● Work order:
What you return must be the lines of the data that hold the word "Road".

Entries from a dataset of interfaces

* * * * *

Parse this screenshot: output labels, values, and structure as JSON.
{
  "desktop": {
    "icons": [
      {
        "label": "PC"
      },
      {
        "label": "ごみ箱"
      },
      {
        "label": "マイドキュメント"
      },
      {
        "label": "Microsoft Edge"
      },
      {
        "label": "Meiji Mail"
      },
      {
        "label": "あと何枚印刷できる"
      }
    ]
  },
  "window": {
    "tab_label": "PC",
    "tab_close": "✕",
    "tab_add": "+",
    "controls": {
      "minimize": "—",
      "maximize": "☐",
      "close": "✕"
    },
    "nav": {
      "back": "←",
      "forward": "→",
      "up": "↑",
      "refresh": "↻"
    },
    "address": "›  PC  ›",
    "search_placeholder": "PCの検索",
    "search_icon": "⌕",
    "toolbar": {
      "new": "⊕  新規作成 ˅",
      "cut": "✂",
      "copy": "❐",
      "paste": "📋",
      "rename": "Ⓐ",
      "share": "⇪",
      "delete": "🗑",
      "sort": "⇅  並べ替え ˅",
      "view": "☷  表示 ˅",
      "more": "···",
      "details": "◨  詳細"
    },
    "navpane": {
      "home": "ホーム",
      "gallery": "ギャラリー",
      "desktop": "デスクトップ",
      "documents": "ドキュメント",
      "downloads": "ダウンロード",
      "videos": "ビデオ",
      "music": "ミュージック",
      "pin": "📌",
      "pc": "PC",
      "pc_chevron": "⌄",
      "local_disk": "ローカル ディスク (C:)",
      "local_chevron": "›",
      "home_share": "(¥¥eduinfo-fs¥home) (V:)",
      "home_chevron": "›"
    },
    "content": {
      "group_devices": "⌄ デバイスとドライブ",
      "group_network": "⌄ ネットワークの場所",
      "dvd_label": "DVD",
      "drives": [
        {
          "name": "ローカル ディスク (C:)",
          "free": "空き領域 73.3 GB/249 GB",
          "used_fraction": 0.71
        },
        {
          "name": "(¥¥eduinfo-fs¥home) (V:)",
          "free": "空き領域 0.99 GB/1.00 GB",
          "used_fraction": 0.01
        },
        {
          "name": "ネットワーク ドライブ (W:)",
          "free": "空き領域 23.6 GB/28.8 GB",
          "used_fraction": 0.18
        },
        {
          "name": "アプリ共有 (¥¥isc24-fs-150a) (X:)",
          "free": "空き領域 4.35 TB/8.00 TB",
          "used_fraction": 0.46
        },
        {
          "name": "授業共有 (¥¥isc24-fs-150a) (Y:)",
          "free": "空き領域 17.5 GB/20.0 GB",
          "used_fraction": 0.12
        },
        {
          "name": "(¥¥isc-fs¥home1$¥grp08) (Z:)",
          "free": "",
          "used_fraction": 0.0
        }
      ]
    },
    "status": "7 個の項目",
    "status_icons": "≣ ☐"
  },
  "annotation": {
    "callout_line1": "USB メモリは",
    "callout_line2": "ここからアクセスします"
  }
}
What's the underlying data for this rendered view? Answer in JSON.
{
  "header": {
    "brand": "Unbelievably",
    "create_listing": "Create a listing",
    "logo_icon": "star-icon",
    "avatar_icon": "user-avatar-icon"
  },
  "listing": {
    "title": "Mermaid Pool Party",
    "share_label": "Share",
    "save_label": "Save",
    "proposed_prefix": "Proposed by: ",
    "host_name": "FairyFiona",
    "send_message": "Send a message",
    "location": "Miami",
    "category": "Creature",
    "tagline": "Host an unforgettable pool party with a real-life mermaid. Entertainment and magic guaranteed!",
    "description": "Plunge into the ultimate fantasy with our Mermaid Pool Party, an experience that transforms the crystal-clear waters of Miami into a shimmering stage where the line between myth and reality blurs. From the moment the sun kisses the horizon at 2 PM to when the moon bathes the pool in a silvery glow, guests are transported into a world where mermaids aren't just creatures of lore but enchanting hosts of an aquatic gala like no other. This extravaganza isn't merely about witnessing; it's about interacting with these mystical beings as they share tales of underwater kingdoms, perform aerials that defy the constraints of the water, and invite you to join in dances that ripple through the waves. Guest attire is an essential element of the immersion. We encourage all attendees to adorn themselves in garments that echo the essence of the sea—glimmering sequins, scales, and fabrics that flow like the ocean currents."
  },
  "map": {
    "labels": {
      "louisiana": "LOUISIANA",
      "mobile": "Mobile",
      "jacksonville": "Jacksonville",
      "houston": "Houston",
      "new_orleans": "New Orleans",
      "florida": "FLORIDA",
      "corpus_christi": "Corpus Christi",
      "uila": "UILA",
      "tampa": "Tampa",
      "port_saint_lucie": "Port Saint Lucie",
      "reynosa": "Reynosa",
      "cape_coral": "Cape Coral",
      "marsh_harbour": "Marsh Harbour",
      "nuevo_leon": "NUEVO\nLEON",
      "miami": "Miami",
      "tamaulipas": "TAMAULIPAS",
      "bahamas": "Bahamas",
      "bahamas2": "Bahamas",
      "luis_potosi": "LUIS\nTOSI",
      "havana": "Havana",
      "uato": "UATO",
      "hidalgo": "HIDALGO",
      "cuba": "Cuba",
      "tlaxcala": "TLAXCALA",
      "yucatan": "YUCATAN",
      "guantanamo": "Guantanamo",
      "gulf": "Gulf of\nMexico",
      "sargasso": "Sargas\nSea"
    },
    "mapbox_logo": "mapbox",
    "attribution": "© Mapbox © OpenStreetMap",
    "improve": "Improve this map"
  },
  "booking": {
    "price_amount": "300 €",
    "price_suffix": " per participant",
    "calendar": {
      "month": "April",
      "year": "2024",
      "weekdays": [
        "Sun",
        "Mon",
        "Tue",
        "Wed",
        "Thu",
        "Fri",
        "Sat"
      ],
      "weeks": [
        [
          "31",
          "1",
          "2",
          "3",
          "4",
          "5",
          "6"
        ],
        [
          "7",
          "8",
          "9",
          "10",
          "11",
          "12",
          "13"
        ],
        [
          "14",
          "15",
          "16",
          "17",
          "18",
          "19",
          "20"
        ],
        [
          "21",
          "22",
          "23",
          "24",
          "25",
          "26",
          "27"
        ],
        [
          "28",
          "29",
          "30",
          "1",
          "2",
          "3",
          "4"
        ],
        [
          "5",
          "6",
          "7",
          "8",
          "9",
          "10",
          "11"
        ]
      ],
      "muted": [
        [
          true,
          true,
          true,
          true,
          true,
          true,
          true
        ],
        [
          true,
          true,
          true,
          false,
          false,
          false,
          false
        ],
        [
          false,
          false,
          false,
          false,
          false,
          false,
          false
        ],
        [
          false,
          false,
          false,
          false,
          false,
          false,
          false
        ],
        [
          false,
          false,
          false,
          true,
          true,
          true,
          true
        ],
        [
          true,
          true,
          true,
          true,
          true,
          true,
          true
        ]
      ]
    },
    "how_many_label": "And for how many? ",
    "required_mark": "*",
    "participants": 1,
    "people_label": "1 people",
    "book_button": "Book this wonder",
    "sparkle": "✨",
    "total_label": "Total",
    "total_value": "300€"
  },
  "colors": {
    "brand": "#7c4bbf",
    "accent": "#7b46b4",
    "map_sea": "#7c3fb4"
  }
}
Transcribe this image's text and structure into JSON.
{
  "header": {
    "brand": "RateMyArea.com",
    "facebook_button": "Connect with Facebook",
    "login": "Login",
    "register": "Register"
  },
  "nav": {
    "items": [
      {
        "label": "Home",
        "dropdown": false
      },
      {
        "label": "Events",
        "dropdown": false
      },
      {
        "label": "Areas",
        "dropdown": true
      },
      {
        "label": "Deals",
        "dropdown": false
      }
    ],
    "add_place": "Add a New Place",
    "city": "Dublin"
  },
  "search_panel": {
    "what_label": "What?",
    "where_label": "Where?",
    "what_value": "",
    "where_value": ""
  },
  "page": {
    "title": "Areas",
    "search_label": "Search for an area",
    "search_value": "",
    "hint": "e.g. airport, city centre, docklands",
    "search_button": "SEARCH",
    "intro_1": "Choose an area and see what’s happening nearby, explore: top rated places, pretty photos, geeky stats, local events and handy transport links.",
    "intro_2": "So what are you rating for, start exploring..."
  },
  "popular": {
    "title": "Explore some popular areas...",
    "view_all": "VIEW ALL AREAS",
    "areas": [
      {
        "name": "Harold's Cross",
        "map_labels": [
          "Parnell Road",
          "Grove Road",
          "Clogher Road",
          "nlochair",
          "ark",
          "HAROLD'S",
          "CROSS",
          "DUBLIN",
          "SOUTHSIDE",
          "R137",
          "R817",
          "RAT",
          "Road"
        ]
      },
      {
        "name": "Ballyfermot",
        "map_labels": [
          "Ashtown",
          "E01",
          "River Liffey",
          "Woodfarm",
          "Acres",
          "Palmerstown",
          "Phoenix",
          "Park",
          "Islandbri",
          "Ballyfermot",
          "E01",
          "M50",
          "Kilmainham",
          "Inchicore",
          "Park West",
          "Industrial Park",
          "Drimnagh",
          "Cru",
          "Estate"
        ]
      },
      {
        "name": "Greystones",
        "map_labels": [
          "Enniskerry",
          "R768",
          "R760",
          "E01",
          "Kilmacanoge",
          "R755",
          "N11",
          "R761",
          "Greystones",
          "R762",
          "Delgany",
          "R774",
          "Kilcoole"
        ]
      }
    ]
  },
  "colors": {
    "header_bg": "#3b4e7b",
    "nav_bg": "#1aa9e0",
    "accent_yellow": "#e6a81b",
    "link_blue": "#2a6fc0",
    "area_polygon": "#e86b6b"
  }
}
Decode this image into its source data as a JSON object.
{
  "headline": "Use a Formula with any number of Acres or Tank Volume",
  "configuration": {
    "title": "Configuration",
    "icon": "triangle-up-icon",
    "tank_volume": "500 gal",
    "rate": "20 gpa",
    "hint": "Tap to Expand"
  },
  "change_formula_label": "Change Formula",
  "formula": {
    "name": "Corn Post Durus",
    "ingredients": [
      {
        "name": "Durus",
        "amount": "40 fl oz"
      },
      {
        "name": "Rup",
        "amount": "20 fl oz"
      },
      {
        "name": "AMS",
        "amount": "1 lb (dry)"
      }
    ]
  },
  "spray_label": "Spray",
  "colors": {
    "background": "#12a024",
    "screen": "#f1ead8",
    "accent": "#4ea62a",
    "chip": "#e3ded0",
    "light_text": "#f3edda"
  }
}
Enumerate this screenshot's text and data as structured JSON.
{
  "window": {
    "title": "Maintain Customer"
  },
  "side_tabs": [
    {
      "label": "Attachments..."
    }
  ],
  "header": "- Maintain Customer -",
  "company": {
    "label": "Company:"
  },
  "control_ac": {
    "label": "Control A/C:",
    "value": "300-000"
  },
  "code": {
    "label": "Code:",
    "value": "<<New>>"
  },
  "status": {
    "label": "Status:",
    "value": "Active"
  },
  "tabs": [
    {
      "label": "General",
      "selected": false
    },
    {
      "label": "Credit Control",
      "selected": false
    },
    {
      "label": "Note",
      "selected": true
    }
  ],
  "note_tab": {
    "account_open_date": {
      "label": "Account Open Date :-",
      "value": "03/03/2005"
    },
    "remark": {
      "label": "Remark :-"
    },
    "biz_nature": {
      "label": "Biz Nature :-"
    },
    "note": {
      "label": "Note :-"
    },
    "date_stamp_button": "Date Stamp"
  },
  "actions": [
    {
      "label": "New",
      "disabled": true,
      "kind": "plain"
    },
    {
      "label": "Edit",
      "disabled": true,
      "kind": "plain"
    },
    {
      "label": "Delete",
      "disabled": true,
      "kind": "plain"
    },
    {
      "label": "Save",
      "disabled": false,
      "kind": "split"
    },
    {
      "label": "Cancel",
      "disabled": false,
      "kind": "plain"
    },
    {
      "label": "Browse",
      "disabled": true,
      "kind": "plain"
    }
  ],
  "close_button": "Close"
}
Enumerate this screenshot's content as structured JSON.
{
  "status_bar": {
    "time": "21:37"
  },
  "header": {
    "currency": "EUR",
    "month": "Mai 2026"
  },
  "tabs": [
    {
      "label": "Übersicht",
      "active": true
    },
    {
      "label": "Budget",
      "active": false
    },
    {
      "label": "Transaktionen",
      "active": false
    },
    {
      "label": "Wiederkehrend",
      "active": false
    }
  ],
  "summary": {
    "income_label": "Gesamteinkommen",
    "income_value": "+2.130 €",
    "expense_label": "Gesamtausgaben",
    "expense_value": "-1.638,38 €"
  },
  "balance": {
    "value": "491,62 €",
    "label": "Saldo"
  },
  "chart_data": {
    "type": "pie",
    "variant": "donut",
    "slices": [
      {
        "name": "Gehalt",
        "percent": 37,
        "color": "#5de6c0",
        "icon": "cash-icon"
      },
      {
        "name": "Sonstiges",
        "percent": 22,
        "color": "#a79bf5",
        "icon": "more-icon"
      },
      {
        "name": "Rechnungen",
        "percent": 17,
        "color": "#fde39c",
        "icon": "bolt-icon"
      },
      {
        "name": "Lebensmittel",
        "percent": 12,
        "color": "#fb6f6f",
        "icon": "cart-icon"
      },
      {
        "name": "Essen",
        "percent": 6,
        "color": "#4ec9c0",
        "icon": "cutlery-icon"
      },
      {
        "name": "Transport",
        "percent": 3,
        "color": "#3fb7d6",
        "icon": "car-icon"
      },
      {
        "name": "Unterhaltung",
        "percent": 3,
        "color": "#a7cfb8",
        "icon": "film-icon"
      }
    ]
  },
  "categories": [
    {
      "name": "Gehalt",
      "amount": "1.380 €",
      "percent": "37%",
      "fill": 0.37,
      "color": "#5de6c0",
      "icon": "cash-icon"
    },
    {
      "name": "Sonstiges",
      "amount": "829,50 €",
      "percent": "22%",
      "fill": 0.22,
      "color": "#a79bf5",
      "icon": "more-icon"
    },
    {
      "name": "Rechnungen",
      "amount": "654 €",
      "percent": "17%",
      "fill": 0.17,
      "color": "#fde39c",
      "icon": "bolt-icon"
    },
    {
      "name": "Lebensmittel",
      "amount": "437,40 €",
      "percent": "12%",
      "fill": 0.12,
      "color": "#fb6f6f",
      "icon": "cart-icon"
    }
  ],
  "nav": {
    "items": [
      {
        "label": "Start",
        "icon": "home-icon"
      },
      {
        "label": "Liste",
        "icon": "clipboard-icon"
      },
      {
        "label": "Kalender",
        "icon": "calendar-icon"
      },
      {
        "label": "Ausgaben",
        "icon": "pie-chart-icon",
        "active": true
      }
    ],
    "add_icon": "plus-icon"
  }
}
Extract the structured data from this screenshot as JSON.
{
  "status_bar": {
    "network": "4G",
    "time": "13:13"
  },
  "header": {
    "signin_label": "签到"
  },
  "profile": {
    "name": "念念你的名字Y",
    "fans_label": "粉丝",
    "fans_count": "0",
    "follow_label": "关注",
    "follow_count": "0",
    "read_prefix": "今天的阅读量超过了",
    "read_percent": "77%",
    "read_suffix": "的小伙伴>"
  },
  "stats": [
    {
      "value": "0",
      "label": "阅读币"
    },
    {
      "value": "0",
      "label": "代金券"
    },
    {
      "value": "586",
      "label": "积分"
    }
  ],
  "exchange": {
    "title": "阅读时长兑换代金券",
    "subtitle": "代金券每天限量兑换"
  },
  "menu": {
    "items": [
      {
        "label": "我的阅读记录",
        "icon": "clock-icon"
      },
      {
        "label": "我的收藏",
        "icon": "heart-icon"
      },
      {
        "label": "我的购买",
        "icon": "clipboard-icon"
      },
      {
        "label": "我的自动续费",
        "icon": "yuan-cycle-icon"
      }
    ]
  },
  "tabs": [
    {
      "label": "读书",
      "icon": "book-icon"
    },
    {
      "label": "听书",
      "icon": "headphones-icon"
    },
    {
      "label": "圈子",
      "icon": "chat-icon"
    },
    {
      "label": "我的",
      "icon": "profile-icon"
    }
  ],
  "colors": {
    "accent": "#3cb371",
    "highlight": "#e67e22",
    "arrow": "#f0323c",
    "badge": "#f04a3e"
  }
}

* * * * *

● Your solution:
          "Parnell Road",
          "Grove Road",
          "Clogher Road",
          "Road"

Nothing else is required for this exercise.